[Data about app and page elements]
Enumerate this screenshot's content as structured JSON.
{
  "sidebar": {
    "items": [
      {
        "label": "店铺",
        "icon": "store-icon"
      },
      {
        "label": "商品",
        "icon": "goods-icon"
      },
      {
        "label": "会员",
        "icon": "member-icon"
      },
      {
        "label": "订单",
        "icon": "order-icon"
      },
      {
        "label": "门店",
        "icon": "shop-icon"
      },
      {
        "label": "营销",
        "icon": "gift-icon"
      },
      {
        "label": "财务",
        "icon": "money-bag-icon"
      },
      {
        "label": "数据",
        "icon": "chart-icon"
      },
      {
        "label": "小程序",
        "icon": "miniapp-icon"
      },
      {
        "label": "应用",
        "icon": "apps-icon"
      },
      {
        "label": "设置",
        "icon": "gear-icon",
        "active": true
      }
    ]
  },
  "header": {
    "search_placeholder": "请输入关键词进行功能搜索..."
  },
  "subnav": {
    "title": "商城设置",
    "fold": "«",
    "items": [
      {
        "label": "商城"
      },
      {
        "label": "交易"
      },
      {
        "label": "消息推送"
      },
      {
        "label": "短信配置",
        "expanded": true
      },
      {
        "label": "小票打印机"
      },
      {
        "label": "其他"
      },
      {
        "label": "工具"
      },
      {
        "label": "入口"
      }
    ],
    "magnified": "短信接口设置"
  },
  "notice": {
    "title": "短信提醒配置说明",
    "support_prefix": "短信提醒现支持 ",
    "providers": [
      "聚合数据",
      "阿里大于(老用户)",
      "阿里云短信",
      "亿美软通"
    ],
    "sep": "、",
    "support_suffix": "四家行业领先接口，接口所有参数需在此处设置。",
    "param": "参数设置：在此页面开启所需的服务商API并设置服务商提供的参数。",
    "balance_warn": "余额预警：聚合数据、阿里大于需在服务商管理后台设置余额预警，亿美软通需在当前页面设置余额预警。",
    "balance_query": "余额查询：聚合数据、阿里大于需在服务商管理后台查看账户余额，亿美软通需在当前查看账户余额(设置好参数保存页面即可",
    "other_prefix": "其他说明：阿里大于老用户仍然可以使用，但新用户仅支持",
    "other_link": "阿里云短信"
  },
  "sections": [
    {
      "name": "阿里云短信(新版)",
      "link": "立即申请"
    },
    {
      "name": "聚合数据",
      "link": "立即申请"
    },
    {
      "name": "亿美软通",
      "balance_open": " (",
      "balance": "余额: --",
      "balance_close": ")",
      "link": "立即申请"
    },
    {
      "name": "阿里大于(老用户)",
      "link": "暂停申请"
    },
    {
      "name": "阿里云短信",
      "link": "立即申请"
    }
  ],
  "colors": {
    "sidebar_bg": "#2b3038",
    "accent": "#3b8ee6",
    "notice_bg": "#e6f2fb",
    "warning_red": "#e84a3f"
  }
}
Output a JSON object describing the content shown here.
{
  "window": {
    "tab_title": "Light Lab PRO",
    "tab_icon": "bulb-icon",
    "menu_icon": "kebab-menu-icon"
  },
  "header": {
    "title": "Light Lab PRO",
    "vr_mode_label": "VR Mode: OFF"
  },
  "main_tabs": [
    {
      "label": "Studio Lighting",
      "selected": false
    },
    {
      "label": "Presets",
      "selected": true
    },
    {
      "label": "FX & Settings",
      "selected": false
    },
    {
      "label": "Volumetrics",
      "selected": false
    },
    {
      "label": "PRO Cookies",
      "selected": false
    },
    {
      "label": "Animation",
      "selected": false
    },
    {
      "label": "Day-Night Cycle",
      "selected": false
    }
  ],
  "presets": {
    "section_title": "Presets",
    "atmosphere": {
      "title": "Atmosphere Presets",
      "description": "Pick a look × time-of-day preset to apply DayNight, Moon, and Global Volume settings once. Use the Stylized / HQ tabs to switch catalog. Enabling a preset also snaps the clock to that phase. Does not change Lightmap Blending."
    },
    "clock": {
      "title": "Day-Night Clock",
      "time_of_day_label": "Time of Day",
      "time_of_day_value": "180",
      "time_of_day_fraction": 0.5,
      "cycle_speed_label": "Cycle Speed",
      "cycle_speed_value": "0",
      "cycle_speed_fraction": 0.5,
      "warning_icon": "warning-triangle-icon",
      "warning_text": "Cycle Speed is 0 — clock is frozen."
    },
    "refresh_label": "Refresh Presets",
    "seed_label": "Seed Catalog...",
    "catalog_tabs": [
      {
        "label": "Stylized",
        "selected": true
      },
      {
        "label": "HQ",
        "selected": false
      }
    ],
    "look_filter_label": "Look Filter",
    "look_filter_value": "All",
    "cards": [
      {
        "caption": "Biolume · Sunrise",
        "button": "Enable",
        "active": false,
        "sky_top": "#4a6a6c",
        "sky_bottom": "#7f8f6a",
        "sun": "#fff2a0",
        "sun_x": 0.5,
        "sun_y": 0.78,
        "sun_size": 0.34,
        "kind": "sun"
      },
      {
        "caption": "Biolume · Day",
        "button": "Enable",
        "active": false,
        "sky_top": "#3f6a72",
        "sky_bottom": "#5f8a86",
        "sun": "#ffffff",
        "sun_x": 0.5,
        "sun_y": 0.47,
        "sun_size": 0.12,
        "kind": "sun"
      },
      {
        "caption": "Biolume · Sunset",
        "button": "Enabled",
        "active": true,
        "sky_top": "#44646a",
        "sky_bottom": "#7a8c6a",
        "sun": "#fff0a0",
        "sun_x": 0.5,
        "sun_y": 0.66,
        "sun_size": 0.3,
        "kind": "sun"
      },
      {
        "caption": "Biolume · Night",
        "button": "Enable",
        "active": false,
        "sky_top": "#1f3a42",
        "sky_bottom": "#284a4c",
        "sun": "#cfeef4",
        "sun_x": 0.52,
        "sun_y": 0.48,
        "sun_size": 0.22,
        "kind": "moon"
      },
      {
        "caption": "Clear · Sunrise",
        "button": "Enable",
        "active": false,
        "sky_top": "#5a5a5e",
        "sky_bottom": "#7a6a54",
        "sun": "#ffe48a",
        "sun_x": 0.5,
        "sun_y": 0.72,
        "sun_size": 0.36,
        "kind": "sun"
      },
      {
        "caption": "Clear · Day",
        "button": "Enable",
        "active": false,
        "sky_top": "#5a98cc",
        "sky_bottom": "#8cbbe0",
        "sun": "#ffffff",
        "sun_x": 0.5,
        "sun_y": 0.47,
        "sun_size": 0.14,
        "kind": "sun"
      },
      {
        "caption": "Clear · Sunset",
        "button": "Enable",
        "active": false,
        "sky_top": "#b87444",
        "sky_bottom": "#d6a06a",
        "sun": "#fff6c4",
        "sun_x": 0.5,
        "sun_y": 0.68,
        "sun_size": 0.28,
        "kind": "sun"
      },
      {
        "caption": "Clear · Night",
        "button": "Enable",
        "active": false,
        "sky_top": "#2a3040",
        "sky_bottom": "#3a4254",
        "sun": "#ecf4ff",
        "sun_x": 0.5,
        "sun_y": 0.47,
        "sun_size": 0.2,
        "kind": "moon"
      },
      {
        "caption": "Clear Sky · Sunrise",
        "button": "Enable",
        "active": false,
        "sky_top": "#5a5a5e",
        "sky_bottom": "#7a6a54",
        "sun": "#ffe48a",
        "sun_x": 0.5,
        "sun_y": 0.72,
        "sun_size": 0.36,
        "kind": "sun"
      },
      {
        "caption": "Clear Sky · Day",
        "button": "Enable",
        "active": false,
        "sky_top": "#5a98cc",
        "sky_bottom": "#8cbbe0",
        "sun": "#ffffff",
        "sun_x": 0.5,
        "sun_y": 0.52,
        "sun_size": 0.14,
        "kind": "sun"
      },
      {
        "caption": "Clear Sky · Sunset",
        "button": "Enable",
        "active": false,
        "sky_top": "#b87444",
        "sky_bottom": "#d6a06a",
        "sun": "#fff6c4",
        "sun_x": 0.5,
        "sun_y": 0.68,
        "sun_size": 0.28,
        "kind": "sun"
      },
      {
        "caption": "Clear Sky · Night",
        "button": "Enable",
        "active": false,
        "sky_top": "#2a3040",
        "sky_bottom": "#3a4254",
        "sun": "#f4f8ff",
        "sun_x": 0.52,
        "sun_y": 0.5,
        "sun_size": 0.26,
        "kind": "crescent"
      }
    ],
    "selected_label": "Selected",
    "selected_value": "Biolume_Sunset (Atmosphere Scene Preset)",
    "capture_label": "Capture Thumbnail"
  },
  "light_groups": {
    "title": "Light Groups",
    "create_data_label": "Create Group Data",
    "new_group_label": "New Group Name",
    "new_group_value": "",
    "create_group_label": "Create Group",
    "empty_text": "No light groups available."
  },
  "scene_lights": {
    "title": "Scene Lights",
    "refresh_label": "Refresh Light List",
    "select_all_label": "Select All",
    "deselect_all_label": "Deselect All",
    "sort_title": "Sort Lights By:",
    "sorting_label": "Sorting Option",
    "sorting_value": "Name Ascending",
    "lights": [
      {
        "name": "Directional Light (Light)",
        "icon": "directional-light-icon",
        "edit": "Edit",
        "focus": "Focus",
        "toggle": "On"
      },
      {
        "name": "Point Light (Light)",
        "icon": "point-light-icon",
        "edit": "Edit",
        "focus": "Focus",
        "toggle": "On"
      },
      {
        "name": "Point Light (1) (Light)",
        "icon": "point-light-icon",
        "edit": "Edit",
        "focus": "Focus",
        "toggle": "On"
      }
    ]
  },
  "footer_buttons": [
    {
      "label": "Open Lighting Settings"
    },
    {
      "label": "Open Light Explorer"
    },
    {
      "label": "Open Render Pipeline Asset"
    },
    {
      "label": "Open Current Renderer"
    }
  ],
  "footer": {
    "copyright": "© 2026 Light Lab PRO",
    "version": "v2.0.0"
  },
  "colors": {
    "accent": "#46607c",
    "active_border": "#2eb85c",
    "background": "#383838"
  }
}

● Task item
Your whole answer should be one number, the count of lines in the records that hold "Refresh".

● Solution for this task
2